Segment Open

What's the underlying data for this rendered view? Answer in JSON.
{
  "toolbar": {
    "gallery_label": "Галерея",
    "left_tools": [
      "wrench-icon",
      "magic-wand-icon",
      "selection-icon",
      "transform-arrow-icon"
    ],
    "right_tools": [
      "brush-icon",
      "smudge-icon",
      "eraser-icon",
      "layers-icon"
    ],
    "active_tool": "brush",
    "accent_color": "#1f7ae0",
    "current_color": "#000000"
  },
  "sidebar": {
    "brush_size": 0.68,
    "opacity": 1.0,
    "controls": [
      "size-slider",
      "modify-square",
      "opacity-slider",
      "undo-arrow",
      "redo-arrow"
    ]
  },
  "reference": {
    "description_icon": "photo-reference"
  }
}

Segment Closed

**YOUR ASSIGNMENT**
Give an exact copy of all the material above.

**SOLUTION TO THIS TASK**
What's the underlying data for this rendered view? Answer in JSON.
{
  "toolbar": {
    "gallery_label": "Галерея",
    "left_tools": [
      "wrench-icon",
      "magic-wand-icon",
      "selection-icon",
      "transform-arrow-icon"
    ],
    "right_tools": [
      "brush-icon",
      "smudge-icon",
      "eraser-icon",
      "layers-icon"
    ],
    "active_tool": "brush",
    "accent_color": "#1f7ae0",
    "current_color": "#000000"
  },
  "sidebar": {
    "brush_size": 0.68,
    "opacity": 1.0,
    "controls": [
      "size-slider",
      "modify-square",
      "opacity-slider",
      "undo-arrow",
      "redo-arrow"
    ]
  },
  "reference": {
    "description_icon": "photo-reference"
  }
}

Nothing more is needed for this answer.